_ASSIGNMENT_
Could you say how many lines in the entries contain the string "time"? Give only that number.

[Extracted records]
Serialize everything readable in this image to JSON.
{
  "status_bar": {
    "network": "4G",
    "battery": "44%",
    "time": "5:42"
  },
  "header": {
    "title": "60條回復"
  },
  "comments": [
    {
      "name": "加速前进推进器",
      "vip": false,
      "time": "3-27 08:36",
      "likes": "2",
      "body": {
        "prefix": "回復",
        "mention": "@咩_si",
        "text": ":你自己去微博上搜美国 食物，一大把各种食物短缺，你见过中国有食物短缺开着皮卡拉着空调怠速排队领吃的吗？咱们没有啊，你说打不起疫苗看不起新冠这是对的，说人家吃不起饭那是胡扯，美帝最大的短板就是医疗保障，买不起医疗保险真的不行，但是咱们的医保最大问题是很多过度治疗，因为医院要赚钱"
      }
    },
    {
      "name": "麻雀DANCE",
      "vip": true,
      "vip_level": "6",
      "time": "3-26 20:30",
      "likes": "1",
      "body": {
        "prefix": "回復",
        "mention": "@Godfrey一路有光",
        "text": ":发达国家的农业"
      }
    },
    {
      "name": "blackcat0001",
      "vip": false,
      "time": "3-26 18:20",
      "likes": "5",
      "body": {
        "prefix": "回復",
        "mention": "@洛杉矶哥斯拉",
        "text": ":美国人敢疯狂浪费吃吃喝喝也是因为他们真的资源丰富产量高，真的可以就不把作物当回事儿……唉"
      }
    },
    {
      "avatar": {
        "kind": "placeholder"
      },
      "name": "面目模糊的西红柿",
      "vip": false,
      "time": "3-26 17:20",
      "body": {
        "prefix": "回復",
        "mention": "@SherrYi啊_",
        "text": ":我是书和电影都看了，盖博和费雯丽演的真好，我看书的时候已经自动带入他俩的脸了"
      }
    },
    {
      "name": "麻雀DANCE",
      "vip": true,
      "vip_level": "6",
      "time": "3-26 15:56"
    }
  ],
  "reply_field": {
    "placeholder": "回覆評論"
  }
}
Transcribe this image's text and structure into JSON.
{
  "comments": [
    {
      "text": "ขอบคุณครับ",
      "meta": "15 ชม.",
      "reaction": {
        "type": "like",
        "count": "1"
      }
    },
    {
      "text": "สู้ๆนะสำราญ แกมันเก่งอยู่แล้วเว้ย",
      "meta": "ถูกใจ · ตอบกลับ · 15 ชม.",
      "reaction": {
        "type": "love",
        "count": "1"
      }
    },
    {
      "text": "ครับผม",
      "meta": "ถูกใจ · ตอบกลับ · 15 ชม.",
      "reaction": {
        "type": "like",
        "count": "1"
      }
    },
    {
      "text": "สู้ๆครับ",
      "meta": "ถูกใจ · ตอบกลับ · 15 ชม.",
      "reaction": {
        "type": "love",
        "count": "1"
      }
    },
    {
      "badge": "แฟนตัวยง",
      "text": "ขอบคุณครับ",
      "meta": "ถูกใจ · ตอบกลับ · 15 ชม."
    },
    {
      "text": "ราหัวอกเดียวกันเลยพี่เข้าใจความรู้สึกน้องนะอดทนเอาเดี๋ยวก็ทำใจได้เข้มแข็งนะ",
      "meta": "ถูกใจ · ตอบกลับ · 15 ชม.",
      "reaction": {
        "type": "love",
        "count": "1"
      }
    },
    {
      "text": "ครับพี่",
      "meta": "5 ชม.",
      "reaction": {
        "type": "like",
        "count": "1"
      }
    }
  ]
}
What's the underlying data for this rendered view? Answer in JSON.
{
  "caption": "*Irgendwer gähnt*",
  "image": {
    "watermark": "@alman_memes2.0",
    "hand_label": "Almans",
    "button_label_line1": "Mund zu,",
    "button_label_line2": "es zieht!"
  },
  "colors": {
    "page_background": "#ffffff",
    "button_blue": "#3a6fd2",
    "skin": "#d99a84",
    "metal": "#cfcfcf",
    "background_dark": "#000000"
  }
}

_RESULT FOR THIS EXERCISE_
6